**Work item:** Work out how many lines of the listing hold the string "참조하세요". Answer with that number alone.

**Provided records:**
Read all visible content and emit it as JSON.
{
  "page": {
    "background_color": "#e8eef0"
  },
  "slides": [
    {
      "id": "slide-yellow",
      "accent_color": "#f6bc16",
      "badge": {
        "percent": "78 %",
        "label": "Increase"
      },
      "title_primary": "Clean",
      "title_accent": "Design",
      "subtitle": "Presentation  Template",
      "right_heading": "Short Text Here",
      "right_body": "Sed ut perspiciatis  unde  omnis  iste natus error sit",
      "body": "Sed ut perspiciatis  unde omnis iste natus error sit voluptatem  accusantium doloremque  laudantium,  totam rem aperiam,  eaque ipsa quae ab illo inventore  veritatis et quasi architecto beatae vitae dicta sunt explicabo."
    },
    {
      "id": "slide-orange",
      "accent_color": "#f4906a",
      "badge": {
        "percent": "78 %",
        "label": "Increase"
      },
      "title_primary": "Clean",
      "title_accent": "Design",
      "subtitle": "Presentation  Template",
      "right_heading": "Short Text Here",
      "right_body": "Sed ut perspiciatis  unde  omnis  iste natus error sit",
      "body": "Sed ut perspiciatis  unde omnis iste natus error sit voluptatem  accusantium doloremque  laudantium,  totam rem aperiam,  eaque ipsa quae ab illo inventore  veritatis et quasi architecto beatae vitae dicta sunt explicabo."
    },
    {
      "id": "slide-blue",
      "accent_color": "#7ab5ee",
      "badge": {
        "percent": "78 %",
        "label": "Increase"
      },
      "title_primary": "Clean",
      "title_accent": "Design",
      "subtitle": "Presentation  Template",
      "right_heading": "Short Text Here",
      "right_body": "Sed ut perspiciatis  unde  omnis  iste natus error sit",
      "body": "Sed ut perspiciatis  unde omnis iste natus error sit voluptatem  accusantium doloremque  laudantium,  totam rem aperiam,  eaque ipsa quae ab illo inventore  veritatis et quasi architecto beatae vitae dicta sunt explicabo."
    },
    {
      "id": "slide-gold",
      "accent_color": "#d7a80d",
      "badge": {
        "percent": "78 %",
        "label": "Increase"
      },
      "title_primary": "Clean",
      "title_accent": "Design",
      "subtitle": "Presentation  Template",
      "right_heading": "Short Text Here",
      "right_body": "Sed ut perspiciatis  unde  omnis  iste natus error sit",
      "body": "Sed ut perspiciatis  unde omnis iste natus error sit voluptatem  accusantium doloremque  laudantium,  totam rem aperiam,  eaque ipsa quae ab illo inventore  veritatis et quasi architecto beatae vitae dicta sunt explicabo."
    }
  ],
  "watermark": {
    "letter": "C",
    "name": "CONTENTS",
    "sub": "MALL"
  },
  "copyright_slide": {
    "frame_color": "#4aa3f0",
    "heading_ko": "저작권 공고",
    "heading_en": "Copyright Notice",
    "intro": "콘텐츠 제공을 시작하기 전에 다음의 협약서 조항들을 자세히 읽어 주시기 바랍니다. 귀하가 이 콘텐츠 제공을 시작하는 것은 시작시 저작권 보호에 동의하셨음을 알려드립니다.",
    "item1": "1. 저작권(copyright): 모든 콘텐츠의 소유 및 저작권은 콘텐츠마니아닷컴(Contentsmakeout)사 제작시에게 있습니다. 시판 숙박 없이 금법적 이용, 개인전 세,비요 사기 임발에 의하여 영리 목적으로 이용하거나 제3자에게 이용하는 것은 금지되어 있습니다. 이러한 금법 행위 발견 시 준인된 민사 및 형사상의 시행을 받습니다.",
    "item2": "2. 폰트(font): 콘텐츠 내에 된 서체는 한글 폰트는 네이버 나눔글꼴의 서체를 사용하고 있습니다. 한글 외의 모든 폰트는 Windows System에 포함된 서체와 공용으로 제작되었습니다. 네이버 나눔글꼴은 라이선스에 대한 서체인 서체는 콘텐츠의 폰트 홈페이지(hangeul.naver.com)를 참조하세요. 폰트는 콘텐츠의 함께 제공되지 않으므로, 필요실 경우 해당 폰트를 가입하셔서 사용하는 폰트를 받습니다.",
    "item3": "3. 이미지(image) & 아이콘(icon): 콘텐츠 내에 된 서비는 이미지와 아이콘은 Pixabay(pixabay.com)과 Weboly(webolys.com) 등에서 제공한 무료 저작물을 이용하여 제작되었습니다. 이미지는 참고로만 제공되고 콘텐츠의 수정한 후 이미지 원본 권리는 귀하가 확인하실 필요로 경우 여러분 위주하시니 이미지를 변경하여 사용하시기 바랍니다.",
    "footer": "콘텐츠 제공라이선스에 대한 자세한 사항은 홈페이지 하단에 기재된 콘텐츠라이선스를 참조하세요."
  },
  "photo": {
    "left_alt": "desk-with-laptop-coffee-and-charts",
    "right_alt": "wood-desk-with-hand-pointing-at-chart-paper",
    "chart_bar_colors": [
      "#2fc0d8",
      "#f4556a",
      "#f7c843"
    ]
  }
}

**Expected answer:** 2